Laparoscopy is a minimally invasive surgery in which a tube with a camera is inserted through the abdomen so that the surgeon can see into the body.
What Does a Laparoscopy Entail?
Laparoscopic surgeries are low-risk and simple. The surgeon makes a small incision below the patient’s belly button and inflates the abdomen with carbon dioxide to make the interior more visible. The surgeon then slips a thin fiber-optic tube called a laparoscope through the abdominal wall. Mounted with a light and camera, the laparoscope transmits real-time video of the patient’s organs to a monitor for the surgeon to study. Common organs that laparoscopes image include livers, gallbladders, spleens, ovaries, stomachs, appendixes, pancreases and colons.
Laparoscopies allow surgeons to get high-resolution images of organs and to retrieve a biopsy for later studies. Some problems that laparoscopic surgery can identify include tumors, liver disease, and cancer progression. In addition, this surgery can help doctors determine whether a treatment is working and whether they need to perform an intervention right away.
Since laparoscopies are typically outpatient surgeries, you most likely won’t have to stay at the hospital overnight. Because the surgery only requires one to four 0.5- to 1.5-centimeter incisions, scarring tends to be minimal. Such incisions are stitched or taped shut.
How Do You Prepare for This Surgery?
Before getting a laparoscopy, let your doctor know if you’re pregnant right away so they know to work around your baby. Also, tell your doctor what medications you’re taking, especially if you’re on anticoagulants, painkillers, dietary supplements, anti-inflammatory drugs or any other medicine that can influence blood clotting. Your doctor may change your dosage in preparation for surgery.
Keep in mind that doctors often perform thorough diagnostics before subjecting patients to this surgery, including chest X-rays, urinalysis and blood tests. Before getting laparoscopic surgery, patients must typically forgo food and drink for eight or more hours in advance so there’s no risk of vomiting while on anesthesia. Make sure you have a ride home once the surgery is over. Driving while recovering from anesthesia is dangerous.
How Long Does Recovery Take?
Recovery from this surgery doesn’t take long. Patients stay at the hospital for a few hours so doctors can assess their vitals.

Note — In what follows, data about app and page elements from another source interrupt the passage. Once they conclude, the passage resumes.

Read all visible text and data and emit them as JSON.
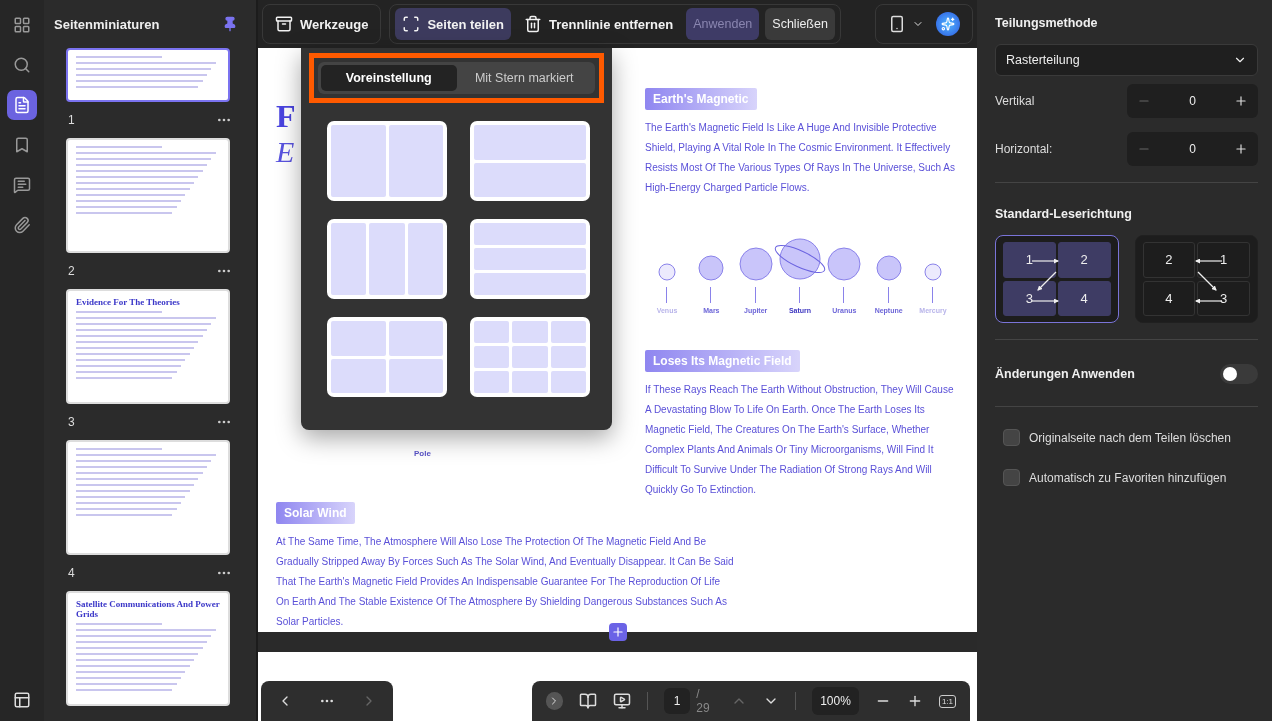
{
  "rail": {
    "items": [
      {
        "kind": "apps",
        "selected": false
      },
      {
        "kind": "search",
        "selected": false
      },
      {
        "kind": "pages",
        "selected": true
      },
      {
        "kind": "bookmark",
        "selected": false
      },
      {
        "kind": "comment",
        "selected": false
      },
      {
        "kind": "attachment",
        "selected": false
      }
    ]
  },
  "sidebar": {
    "title": "Seitenminiaturen",
    "thumbnails": [
      {
        "label": "1",
        "selected": true
      },
      {
        "label": "2",
        "selected": false
      },
      {
        "label": "3",
        "selected": false,
        "title": "Evidence For The Theories"
      },
      {
        "label": "4",
        "selected": false
      },
      {
        "selected": false,
        "title": "Satellite Communications And Power Grids"
      }
    ]
  },
  "toolbar": {
    "tools": "Werkzeuge",
    "actions": [
      {
        "label": "Seiten teilen",
        "selected": true
      },
      {
        "label": "Trennlinie entfernen",
        "selected": false
      }
    ],
    "apply": {
      "label": "Anwenden",
      "disabled": true
    },
    "close": "Schließen"
  },
  "popup": {
    "tabs": [
      {
        "label": "Voreinstellung",
        "selected": true
      },
      {
        "label": "Mit Stern markiert",
        "selected": false
      }
    ],
    "presets": [
      {
        "kind": "cols2"
      },
      {
        "kind": "rows2"
      },
      {
        "kind": "cols3"
      },
      {
        "kind": "rows3"
      },
      {
        "kind": "grid2"
      },
      {
        "kind": "grid3"
      }
    ]
  },
  "document": {
    "heading_1": "F",
    "heading_2": "E",
    "pole_label": "Pole",
    "sections": [
      {
        "title": "Earth's Magnetic",
        "body": "The Earth's Magnetic Field Is Like A Huge And Invisible Protective Shield, Playing A Vital Role In The Cosmic Environment. It Effectively Resists Most Of The Various Types Of Rays In The Universe, Such As High-Energy Charged Particle Flows."
      },
      {
        "title": "Loses Its Magnetic Field",
        "body": "If These Rays Reach The Earth Without Obstruction, They Will Cause A Devastating Blow To Life On Earth. Once The Earth Loses Its Magnetic Field, The Creatures On The Earth's Surface, Whether Complex Plants And Animals Or Tiny Microorganisms, Will Find It Difficult To Survive Under The Radiation Of Strong Rays And Will Quickly Go To Extinction."
      },
      {
        "title": "Solar Wind",
        "body": "At The Same Time, The Atmosphere Will Also Lose The Protection Of The Magnetic Field And Be Gradually Stripped Away By Forces Such As The Solar Wind, And Eventually Disappear. It Can Be Said That The Earth's Magnetic Field Provides An Indispensable Guarantee For The Reproduction Of Life On Earth And The Stable Existence Of The Atmosphere By Shielding Dangerous Substances Such As Solar Particles."
      }
    ],
    "planets": [
      "Venus",
      "Mars",
      "Jupiter",
      "Saturn",
      "Uranus",
      "Neptune",
      "Mercury"
    ]
  },
  "navigation": {
    "page": "1",
    "total": "/ 29",
    "zoom": "100%",
    "actual_size": "1:1"
  },
  "panel": {
    "title": "Teilungsmethode",
    "method": "Rasterteilung",
    "steppers": [
      {
        "label": "Vertikal",
        "value": "0"
      },
      {
        "label": "Horizontal:",
        "value": "0"
      }
    ],
    "direction_title": "Standard-Leserichtung",
    "directions": [
      {
        "kind": "ltr",
        "selected": true,
        "cells": [
          "1",
          "2",
          "3",
          "4"
        ]
      },
      {
        "kind": "rtl",
        "selected": false,
        "cells": [
          "2",
          "1",
          "4",
          "3"
        ]
      }
    ],
    "apply_changes": {
      "label": "Änderungen Anwenden",
      "on": false
    },
    "checkboxes": [
      {
        "label": "Originalseite nach dem Teilen löschen",
        "checked": false
      },
      {
        "label": "Automatisch zu Favoriten hinzufügen",
        "checked": false
      }
    ]
  }
}
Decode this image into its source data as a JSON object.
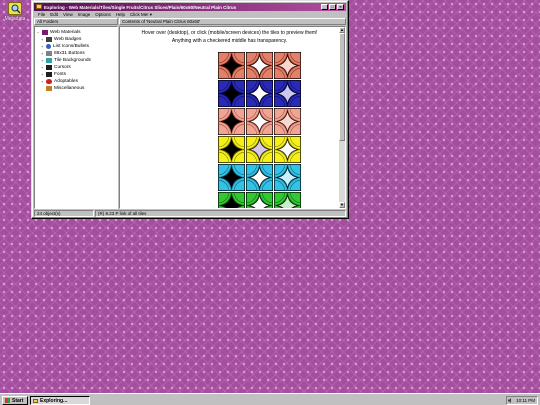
{
  "desktop": {
    "icon_label": "Metadata",
    "icon": "magnifier-icon"
  },
  "window": {
    "title": "Exploring - Web Materials/Tiles/Single Fruits/Citrus Slices/Plain/60x60/Neutral Plain Citrus",
    "buttons": {
      "minimize": "_",
      "maximize": "□",
      "close": "×"
    },
    "menu": [
      "File",
      "Edit",
      "View",
      "Image",
      "Options",
      "Help",
      "Click Me! ▾"
    ],
    "left_header": "All Folders",
    "right_header": "Contents of 'Neutral Plain Citrus 60x60'",
    "tree": [
      {
        "label": "Web Materials",
        "expander": "−",
        "icon": "folder-icon",
        "color": "#7a1a70",
        "child": false
      },
      {
        "label": "Web Badges",
        "expander": "+",
        "icon": "badge-icon",
        "color": "#404040",
        "child": true
      },
      {
        "label": "List Icons/Bullets",
        "expander": "+",
        "icon": "bullet-icon",
        "color": "#3060c0",
        "child": true
      },
      {
        "label": "88x31 Buttons",
        "expander": "+",
        "icon": "button-icon",
        "color": "#808080",
        "child": true
      },
      {
        "label": "Tile Backgrounds",
        "expander": "+",
        "icon": "tile-icon",
        "color": "#30a0a0",
        "child": true
      },
      {
        "label": "Cursors",
        "expander": "+",
        "icon": "cursor-icon",
        "color": "#202020",
        "child": true
      },
      {
        "label": "Fonts",
        "expander": "+",
        "icon": "font-icon",
        "color": "#202020",
        "child": true
      },
      {
        "label": "Adoptables",
        "expander": "+",
        "icon": "heart-icon",
        "color": "#d02020",
        "child": true
      },
      {
        "label": "Miscellaneous",
        "expander": "",
        "icon": "folder-icon",
        "color": "#c08020",
        "child": true
      }
    ],
    "info_line1": "Hover over (desktop), or click (mobile/screen devices) the tiles to preview them!",
    "info_line2": "Anything with a checkered middle has transparency.",
    "tile_rows": [
      {
        "bg": "#e2806a",
        "stroke": "#7a2a1a",
        "centers": [
          "#000000",
          "#ffffff",
          "#fbd6cc"
        ]
      },
      {
        "bg": "#2a2ab8",
        "stroke": "#0a0a60",
        "centers": [
          "#000000",
          "#ffffff",
          "#c8c8f0"
        ]
      },
      {
        "bg": "#f2a494",
        "stroke": "#9a4a3a",
        "centers": [
          "#000000",
          "#ffffff",
          "#fbd8cf"
        ]
      },
      {
        "bg": "#f4f018",
        "stroke": "#7a7208",
        "centers": [
          "#000000",
          "#d8c8e8",
          "#ffffff"
        ]
      },
      {
        "bg": "#32c2e6",
        "stroke": "#0a5a70",
        "centers": [
          "#000000",
          "#ffffff",
          "#c8f0ff"
        ]
      },
      {
        "bg": "#33c833",
        "stroke": "#0a600a",
        "centers": [
          "#000000",
          "#ffffff",
          "#c8f0c8"
        ]
      }
    ],
    "status_left": "24 object(s)",
    "status_right": "(R) 8.23 P link of all tiles"
  },
  "taskbar": {
    "start_label": "Start",
    "task_label": "Exploring...",
    "clock": "10:11 PM",
    "tray_icon": "speaker-icon"
  }
}
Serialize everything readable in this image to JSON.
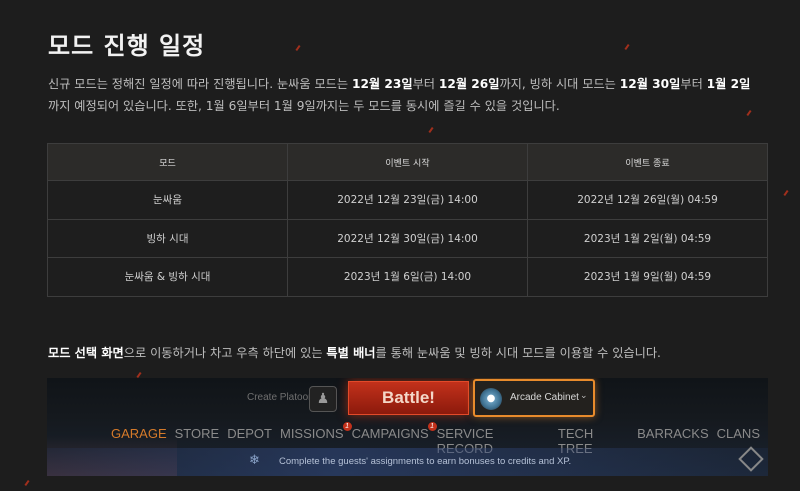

If you’re in good condition, show no signs of an adverse reaction to anesthesia and don’t have any surgical bleeding, you should be able to leave the hospital that day.
Although effects from anesthesia wear off after just a couple of hours, surgical pain may linger for a few days, requiring painkillers if bad enough. After seven days, you should be able to function like usual. Just remember to get plenty of sleep along with light physical activity to ensure your blood doesn’t clot.
What Should Women Know about Laparoscopic Surgeries?
This surgery is especially helpful for women suffering from infertility. It can detect problems with women’s reproductive organs, such as endometriosis, fibroids, fallopian blockage, ovarian cysts, organ trauma, pelvic inflammatory disease, and much more. Laparoscopes can image the ovaries, fallopian tubes and uterus with precision thanks to their high-resolution telescopic cameras. Women may experience nausea, swelling, urinary difficulty, abdominal pain, shortness of breath and a host of other problems after getting this surgery. About 0.3% of women who get female pelvic surgeries experience surgery-related problems.
To make the surgery as easy as possible, avoid wearing high-heeled shoes on the day of your laparoscopy and remove any nail polish you may have. Although it’s normal for vaginal bleeding to resume about four weeks after laparoscopic surgery, menstrual-related complications can arise. For example, your menstrual blood may have clotting and your bleeding may be more profuse and painful than usual.